SOURCE DATA:

···

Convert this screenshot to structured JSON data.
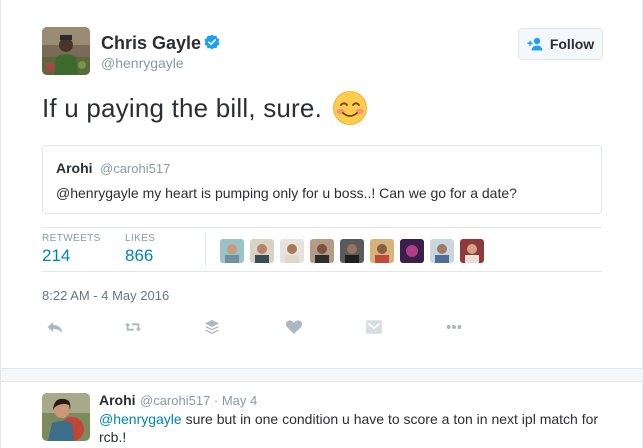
{
  "author": {
    "name": "Chris Gayle",
    "handle": "@henrygayle",
    "verified": true
  },
  "follow_button": {
    "label": "Follow",
    "icon": "add-user-icon"
  },
  "tweet": {
    "text": "If u paying the bill, sure.",
    "emoji": "smiling-face-with-blushing-cheeks"
  },
  "quoted_tweet": {
    "name": "Arohi",
    "handle": "@carohi517",
    "text": "@henrygayle my heart is pumping only for u boss..! Can we go for a date?"
  },
  "stats": {
    "retweets_label": "RETWEETS",
    "retweets_value": "214",
    "likes_label": "LIKES",
    "likes_value": "866"
  },
  "timestamp": "8:22 AM - 4 May 2016",
  "actions": [
    "reply-icon",
    "retweet-icon",
    "buffer-icon",
    "like-icon",
    "mail-icon",
    "more-icon"
  ],
  "reply": {
    "name": "Arohi",
    "meta": "@carohi517 · May 4",
    "mention": "@henrygayle",
    "text": " sure but in one condition u have to score a ton in next ipl match for rcb.!"
  },
  "colors": {
    "link": "#0084b4",
    "muted": "#8899a6",
    "text": "#292f33",
    "border": "#e1e8ed",
    "verified": "#1da1f2"
  }
}
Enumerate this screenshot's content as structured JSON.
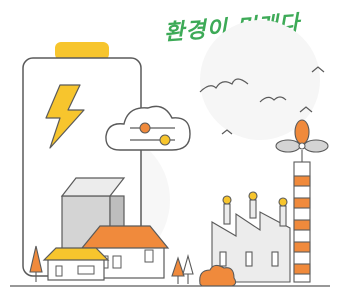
{
  "headline": {
    "text": "환경이 미래다"
  },
  "colors": {
    "accent_green": "#3daa57",
    "energy_orange": "#f08a3c",
    "energy_yellow": "#f7c52d",
    "line_gray": "#5a5a5a",
    "building_gray": "#d4d4d4"
  },
  "icons": [
    "battery-icon",
    "lightning-bolt-icon",
    "cloud-slider-icon",
    "bird-icon",
    "windmill-icon",
    "factory-icon",
    "tree-icon"
  ]
}
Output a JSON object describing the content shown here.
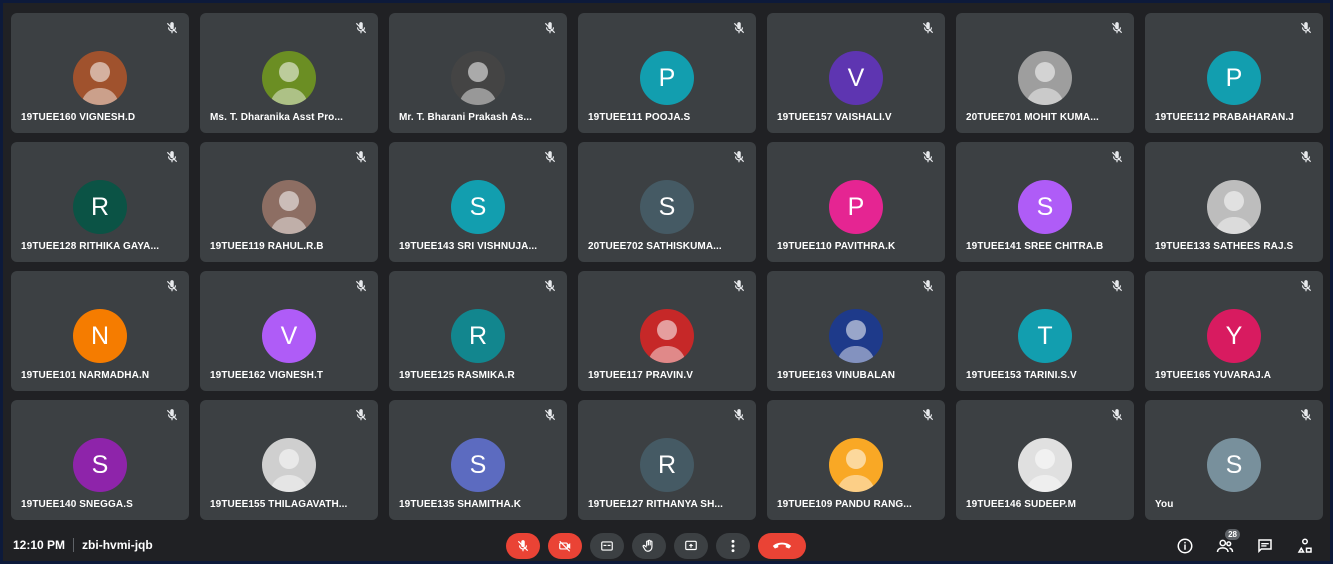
{
  "participants": [
    {
      "name": "19TUEE160 VIGNESH.D",
      "initial": "",
      "color": "#a0522d",
      "photo": true
    },
    {
      "name": "Ms. T. Dharanika Asst Pro...",
      "initial": "",
      "color": "#6b8e23",
      "photo": true
    },
    {
      "name": "Mr. T. Bharani Prakash As...",
      "initial": "",
      "color": "#444444",
      "photo": true
    },
    {
      "name": "19TUEE111 POOJA.S",
      "initial": "P",
      "color": "#129eaf",
      "photo": false
    },
    {
      "name": "19TUEE157 VAISHALI.V",
      "initial": "V",
      "color": "#5e35b1",
      "photo": false
    },
    {
      "name": "20TUEE701 MOHIT KUMA...",
      "initial": "",
      "color": "#9e9e9e",
      "photo": true
    },
    {
      "name": "19TUEE112 PRABAHARAN.J",
      "initial": "P",
      "color": "#129eaf",
      "photo": false
    },
    {
      "name": "19TUEE128 RITHIKA GAYA...",
      "initial": "R",
      "color": "#0b5345",
      "photo": false
    },
    {
      "name": "19TUEE119 RAHUL.R.B",
      "initial": "",
      "color": "#8d6e63",
      "photo": true
    },
    {
      "name": "19TUEE143 SRI VISHNUJA...",
      "initial": "S",
      "color": "#129eaf",
      "photo": false
    },
    {
      "name": "20TUEE702 SATHISKUMA...",
      "initial": "S",
      "color": "#455a64",
      "photo": false
    },
    {
      "name": "19TUEE110 PAVITHRA.K",
      "initial": "P",
      "color": "#e52592",
      "photo": false
    },
    {
      "name": "19TUEE141 SREE CHITRA.B",
      "initial": "S",
      "color": "#af5cf7",
      "photo": false
    },
    {
      "name": "19TUEE133 SATHEES RAJ.S",
      "initial": "",
      "color": "#bdbdbd",
      "photo": true
    },
    {
      "name": "19TUEE101 NARMADHA.N",
      "initial": "N",
      "color": "#f57c00",
      "photo": false
    },
    {
      "name": "19TUEE162 VIGNESH.T",
      "initial": "V",
      "color": "#af5cf7",
      "photo": false
    },
    {
      "name": "19TUEE125 RASMIKA.R",
      "initial": "R",
      "color": "#12868e",
      "photo": false
    },
    {
      "name": "19TUEE117 PRAVIN.V",
      "initial": "",
      "color": "#c62828",
      "photo": true
    },
    {
      "name": "19TUEE163 VINUBALAN",
      "initial": "",
      "color": "#1e3a8a",
      "photo": true
    },
    {
      "name": "19TUEE153 TARINI.S.V",
      "initial": "T",
      "color": "#129eaf",
      "photo": false
    },
    {
      "name": "19TUEE165 YUVARAJ.A",
      "initial": "Y",
      "color": "#d81b60",
      "photo": false
    },
    {
      "name": "19TUEE140 SNEGGA.S",
      "initial": "S",
      "color": "#8e24aa",
      "photo": false
    },
    {
      "name": "19TUEE155 THILAGAVATH...",
      "initial": "",
      "color": "#cfcfcf",
      "photo": true
    },
    {
      "name": "19TUEE135 SHAMITHA.K",
      "initial": "S",
      "color": "#5c6bc0",
      "photo": false
    },
    {
      "name": "19TUEE127 RITHANYA SH...",
      "initial": "R",
      "color": "#455a64",
      "photo": false
    },
    {
      "name": "19TUEE109 PANDU RANG...",
      "initial": "",
      "color": "#f9a825",
      "photo": true
    },
    {
      "name": "19TUEE146 SUDEEP.M",
      "initial": "",
      "color": "#e0e0e0",
      "photo": true
    },
    {
      "name": "You",
      "initial": "S",
      "color": "#78909c",
      "photo": false
    }
  ],
  "meeting": {
    "time": "12:10 PM",
    "code": "zbi-hvmi-jqb"
  },
  "people_count": "28",
  "icons": {
    "mute": "mic-off-icon",
    "camera": "camera-off-icon",
    "captions": "captions-icon",
    "hand": "raise-hand-icon",
    "present": "present-icon",
    "more": "more-options-icon",
    "end": "end-call-icon",
    "info": "info-icon",
    "people": "people-icon",
    "chat": "chat-icon",
    "activities": "activities-icon"
  }
}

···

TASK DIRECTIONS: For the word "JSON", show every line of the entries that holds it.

THE ANSWER:
Convert this screenshot to structured JSON data.
Enumerate this screenshot's content as structured JSON.
Output a JSON object describing the content shown here.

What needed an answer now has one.